### [REQUIRED ACTION]
Every line below needs to be printed again exactly, without any of its pictures.

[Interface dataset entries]
☆ ☆ ☆

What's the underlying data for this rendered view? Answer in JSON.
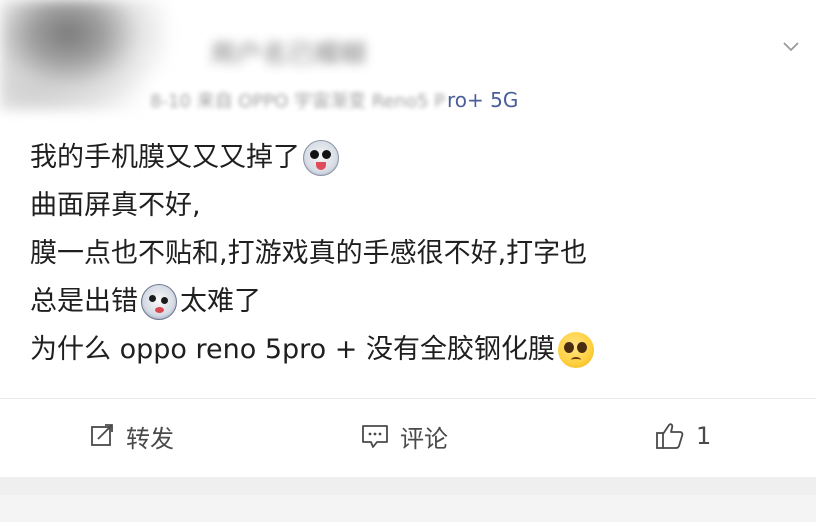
{
  "header": {
    "username_blurred": "用户名已模糊",
    "meta_blurred": "8-10 来自 OPPO 宇宙渐变 Reno5 P",
    "meta_visible": "ro+ 5G",
    "menu_icon": "chevron-down-icon"
  },
  "post": {
    "line1": "我的手机膜又又又掉了",
    "line2": "曲面屏真不好,",
    "line3": "膜一点也不贴和,打游戏真的手感很不好,打字也",
    "line4a": "总是出错",
    "line4b": "太难了",
    "line5": "为什么 oppo reno 5pro + 没有全胶钢化膜",
    "emojis": [
      "crazy-face-emoji",
      "sweat-face-emoji",
      "pleading-face-emoji"
    ]
  },
  "actions": {
    "repost_label": "转发",
    "comment_label": "评论",
    "like_count": "1"
  },
  "colors": {
    "meta_link": "#4a5e99",
    "text": "#1f1f1f",
    "action_text": "#4a4a4a",
    "footer_bg": "#efefef"
  }
}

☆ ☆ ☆

### [RESPONSE]
What's the underlying data for this rendered view? Answer in JSON.
{
  "header": {
    "username_blurred": "用户名已模糊",
    "meta_blurred": "8-10 来自 OPPO 宇宙渐变 Reno5 P",
    "meta_visible": "ro+ 5G",
    "menu_icon": "chevron-down-icon"
  },
  "post": {
    "line1": "我的手机膜又又又掉了",
    "line2": "曲面屏真不好,",
    "line3": "膜一点也不贴和,打游戏真的手感很不好,打字也",
    "line4a": "总是出错",
    "line4b": "太难了",
    "line5": "为什么 oppo reno 5pro + 没有全胶钢化膜",
    "emojis": [
      "crazy-face-emoji",
      "sweat-face-emoji",
      "pleading-face-emoji"
    ]
  },
  "actions": {
    "repost_label": "转发",
    "comment_label": "评论",
    "like_count": "1"
  },
  "colors": {
    "meta_link": "#4a5e99",
    "text": "#1f1f1f",
    "action_text": "#4a4a4a",
    "footer_bg": "#efefef"
  }
}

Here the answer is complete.